South Sudan rebel leader Riek Machar along with other main opposition groups have refused to sign the latest draft of a peace deal with the government that would end a brutal civil war.
The opposition leader and South Sudanese President Salva Kiir signed a ceasefire and power-sharing agreement last month, one of a series of apparent breakthroughs in recent months.
But Machar’s refusal to sign the latest draft could be a sign of how difficult it will be to implement a full agreement.
“The main South Sudanese opposition groups, including the SPLM-IO (Machar faction), refused to sign the final document demanding that their reservations be guaranteed in it,” Sudan‘s Foreign Minister Al-Dierdiry Ahmed told reporters in Khartoum on Tuesday.
Previous peace deals have held for only a matter of months before fighting resumed.
Kiir has blamed the collapse of previous peace agreements on foreign influence.
The warring parties have held weeks of talks in Khartoum in search of a comprehensive peace deal to end the conflict that has killed tens of thousands of people and displaced millions.
In June, an initial agreement was signed to end the fighting, but Machar rejected some proposals such as having three different capitals to distribute power.
“In 2015, the government changed the number of states from 10 to 32,” said Al Jazeera’s Hiba Morgan.
“Machar has opposed that vehemently and said he didn’t want 32 states. He wanted 10 so that he can have more control. This was one of the main sticking points between the two sides.
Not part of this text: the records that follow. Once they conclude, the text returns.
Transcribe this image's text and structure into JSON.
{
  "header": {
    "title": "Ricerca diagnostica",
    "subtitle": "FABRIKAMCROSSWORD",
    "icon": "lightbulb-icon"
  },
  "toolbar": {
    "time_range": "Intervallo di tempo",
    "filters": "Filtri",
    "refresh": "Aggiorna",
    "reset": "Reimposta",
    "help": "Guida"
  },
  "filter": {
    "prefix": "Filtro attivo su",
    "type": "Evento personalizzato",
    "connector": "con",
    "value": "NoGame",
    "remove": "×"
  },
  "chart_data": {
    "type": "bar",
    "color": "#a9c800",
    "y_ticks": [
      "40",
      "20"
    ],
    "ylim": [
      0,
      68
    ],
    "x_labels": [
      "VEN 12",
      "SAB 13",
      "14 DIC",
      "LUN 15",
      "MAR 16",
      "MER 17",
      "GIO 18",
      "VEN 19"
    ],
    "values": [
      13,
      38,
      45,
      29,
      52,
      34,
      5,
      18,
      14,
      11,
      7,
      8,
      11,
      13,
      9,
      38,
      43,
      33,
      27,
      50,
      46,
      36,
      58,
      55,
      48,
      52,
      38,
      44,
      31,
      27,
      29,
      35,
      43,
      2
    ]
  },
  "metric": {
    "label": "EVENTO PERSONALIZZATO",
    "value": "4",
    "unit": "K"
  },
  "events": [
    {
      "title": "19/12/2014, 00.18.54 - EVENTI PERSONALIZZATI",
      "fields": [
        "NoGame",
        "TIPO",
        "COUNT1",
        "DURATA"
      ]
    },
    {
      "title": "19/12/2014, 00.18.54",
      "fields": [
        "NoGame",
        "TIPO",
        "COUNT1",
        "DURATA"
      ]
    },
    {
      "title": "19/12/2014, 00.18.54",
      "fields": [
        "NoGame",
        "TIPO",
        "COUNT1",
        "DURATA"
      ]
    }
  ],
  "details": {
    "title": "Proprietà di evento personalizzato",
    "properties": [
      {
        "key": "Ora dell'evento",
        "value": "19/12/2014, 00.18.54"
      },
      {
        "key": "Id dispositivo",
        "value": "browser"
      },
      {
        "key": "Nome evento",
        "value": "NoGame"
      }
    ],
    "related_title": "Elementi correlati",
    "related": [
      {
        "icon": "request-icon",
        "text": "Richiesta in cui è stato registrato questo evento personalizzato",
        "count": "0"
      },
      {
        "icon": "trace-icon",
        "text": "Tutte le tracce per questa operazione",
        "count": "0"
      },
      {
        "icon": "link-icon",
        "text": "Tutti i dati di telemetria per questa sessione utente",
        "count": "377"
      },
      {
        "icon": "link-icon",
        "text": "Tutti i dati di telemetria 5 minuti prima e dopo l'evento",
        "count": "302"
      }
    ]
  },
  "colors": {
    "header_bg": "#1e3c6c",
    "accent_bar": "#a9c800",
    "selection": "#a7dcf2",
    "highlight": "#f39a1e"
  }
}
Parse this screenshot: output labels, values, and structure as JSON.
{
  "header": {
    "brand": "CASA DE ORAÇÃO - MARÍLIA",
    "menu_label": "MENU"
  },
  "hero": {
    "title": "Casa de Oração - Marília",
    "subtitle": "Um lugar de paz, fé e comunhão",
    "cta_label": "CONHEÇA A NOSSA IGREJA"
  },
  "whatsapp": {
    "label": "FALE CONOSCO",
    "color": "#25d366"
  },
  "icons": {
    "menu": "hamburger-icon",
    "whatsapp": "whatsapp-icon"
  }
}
South Sudan‘s civil war erupted in December 2013, less than two years after the country gained independence from Sudan.
The war has uprooted a quarter of South Sudan’s population of 12 million, ruined the country’s agriculture sector and battered its economy.
On Saturday, South Sudan resumed drilling for oil in some abandoned oilfields to boost the country’s economy.